ANNE stands, holding her school satchel, looking over at her father and mother with
a soft, reassuring smile. She is no longer a child, but a woman with courage to meet
whatever lies ahead.
The lights dim out. The curtain falls on the scene. We hear a mighty crash as the door
is shattered. After a second ANNE’s voice is heard.]
Anne’s Voice. And so it seems our stay here is over. They are waiting for us now.
They’ve allowed us five minutes to get our things. We can each take a bag and
whatever it will hold of clothing. Nothing else. So, dear Diary, that means I must
leave you behind. Goodbye for a while. P.S. Please, please, Miep, or Mr. Kraler, or
anyone else. If you should find this diary, will you please keep it safe for me, because
someday I hope . . .
[Her voice stops abruptly. There is silence. After a second the curtain rises.]
The Diary of Anne Frank, Act Two, continued
It is again the afternoon in November 1945. The rooms are as we saw them in the first
scene. MR. KRALER has joined MIEP and MR. FRANK. There are coffee cups on
the table. We see a great change in MR. FRANK. He is calm now. His bitterness is
gone. He slowly turns a few pages of the diary. They are blank.
Mr. Frank. No more. (He closes the diary and puts it down on the couch beside
Miep. I’d gone to the country to find food. When I got back, the block was
surrounded by police . . .
Mr. Kraler. We made it our business to learn how they knew. It was the thief . . . the
thief who told them.
[MIEP goes up to the gas burner, bringing back a pot of coffee.]
Mr. Frank (after a pause). It seems strange to say this, that anyone could be happy in
a concentration camp. But Anne was happy in the camp in Holland where they first
took us. After two years of being shut up in these rooms, she could be out . . . out in
the sunshine and the fresh air that she loved.
Miep (offering the coffee to MR. FRANK). A little more?
Mr. Frank (holding out his cup to her). The news of the war was good. The British
and Americans were sweeping through France. We felt sure that they would get to us
in time. In September we were told that we were to be shipped to Poland. . . . The men
to one camp. The women to another. I was sent to Auschwitz. They went to Belsen. In
January we were freed, the few of us who were left. The war wasn’t yet over, so it
took us a long time to get home.

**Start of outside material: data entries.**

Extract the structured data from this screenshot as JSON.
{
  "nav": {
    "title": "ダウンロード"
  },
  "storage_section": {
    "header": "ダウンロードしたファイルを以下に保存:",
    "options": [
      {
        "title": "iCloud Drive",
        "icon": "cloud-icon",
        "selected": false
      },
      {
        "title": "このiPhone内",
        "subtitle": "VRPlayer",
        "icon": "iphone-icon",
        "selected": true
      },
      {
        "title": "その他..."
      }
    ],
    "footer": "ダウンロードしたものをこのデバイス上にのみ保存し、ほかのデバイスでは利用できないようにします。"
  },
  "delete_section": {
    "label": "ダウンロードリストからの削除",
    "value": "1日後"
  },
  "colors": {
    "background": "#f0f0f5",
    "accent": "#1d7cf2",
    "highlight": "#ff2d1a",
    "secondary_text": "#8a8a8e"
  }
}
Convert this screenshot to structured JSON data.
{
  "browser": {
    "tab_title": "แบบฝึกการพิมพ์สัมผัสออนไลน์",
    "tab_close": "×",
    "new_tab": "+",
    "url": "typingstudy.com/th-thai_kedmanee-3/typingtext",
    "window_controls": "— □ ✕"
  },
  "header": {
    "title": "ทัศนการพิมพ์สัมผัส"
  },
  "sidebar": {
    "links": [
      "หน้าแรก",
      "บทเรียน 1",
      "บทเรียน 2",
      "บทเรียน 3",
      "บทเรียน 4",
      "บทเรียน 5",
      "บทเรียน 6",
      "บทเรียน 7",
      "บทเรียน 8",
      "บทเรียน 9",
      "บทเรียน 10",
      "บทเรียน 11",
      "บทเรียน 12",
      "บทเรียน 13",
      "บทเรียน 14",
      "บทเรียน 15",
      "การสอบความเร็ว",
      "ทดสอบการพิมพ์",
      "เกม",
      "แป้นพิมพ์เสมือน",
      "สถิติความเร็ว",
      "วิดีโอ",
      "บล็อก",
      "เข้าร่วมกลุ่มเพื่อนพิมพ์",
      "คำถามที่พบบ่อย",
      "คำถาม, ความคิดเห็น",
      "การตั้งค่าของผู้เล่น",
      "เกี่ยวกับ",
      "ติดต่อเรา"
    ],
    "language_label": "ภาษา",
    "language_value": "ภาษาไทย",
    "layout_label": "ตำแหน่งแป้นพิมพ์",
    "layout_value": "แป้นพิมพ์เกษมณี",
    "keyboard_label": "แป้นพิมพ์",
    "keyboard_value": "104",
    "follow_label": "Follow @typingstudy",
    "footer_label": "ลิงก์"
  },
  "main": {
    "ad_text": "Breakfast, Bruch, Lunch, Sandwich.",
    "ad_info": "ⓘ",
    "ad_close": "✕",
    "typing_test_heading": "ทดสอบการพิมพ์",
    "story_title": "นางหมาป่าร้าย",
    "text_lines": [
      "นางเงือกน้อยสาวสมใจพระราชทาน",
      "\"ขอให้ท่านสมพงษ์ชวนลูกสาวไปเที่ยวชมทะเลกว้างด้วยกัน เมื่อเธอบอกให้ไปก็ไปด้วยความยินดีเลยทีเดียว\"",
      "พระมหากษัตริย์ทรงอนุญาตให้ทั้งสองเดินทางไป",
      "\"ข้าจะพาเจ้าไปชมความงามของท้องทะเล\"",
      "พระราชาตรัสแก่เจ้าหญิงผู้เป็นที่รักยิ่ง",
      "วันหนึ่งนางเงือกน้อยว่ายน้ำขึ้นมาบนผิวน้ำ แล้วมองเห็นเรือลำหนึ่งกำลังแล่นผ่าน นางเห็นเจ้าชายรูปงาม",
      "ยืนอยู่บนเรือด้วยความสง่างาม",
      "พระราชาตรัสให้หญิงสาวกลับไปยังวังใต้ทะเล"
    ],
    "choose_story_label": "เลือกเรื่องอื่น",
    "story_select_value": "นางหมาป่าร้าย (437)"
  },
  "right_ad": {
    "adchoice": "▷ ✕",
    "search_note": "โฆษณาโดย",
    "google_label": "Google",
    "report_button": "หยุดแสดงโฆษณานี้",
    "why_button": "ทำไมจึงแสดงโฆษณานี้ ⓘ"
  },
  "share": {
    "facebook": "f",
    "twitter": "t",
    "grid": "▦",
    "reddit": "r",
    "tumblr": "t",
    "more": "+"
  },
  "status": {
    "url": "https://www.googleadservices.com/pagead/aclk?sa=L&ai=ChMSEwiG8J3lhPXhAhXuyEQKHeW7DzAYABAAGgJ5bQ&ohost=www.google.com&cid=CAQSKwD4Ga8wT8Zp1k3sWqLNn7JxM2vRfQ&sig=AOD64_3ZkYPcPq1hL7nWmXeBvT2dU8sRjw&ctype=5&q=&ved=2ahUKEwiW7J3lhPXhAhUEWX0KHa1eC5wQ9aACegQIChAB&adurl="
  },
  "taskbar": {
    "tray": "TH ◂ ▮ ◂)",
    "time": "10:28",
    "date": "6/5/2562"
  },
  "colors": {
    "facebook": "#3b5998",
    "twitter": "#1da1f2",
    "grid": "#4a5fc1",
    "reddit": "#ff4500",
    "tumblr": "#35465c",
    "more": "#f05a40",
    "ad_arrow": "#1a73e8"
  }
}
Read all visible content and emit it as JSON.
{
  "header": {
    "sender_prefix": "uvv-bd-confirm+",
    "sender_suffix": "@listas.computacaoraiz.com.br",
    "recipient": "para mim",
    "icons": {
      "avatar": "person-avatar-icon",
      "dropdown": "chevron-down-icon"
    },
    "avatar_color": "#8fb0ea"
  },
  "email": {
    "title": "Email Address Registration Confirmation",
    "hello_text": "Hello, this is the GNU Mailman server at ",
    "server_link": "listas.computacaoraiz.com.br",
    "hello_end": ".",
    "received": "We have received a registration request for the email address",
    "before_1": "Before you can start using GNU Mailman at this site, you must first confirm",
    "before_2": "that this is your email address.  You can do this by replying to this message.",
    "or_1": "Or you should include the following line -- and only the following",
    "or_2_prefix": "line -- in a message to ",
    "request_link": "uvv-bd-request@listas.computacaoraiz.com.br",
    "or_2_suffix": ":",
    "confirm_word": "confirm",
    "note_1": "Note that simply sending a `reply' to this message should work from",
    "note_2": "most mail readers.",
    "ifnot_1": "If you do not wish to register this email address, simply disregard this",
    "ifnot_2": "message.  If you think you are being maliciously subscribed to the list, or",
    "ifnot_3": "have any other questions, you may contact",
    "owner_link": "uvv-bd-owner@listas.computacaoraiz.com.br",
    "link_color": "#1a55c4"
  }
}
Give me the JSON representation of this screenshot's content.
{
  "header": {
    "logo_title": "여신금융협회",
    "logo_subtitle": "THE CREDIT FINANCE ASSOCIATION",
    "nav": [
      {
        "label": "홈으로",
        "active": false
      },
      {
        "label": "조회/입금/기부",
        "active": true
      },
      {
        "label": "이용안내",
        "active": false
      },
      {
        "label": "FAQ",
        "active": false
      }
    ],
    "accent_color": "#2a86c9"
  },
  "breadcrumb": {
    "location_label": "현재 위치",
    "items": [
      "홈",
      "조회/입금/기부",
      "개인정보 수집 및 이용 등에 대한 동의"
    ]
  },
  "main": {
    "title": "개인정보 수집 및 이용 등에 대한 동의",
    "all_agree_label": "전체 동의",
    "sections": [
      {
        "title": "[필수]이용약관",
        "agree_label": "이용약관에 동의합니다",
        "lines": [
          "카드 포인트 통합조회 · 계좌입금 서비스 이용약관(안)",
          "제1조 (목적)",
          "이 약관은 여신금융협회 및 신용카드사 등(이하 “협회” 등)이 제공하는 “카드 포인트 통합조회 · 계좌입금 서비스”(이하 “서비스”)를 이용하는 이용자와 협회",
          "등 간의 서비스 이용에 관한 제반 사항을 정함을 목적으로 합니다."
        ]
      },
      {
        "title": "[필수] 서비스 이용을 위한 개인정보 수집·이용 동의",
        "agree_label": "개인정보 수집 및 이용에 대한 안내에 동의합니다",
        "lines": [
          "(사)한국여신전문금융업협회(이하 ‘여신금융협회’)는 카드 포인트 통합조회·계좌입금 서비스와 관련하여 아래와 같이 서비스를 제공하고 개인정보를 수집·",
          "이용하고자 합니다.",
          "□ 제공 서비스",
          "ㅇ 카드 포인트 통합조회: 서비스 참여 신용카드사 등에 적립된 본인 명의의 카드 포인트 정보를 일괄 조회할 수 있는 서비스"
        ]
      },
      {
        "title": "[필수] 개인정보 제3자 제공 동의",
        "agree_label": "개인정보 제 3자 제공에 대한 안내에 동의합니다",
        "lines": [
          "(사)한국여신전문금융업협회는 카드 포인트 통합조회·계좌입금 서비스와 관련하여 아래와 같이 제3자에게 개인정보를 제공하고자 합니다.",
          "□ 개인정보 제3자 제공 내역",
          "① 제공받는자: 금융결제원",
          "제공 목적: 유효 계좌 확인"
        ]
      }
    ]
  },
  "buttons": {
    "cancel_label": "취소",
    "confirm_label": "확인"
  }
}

We’d be sent here and there behind the lines where
we’d be safe. Each time our train would stop . . . at a siding or a crossing . . . we’d all
get out and go from group to group . . . Where were you? Were you at Belsen? At
Buchenwald? At Mauthausen? Is it possible that you knew my wife? Did you ever see
my husband? My son? My daughter? That’s how I found out about my wife’s death . .
. of Margot, the Van Daans . . . Dussel. But Anne . . . I still hoped . . . Yesterday I
went to Rotterdam. I’d heard of a woman there . . . She’d been in Belsen with Anne . .
. I know now.
[He picks up the diary again and turns the pages back to find a certain passage. As he
finds it, we hear ANNE’s voice.]
Anne’s Voice. In spite of everything, I still believe that people are really good at
[MR. FRANK slowly closes the diary.]
Mr. Frank. She puts me to shame.
[They are silent.]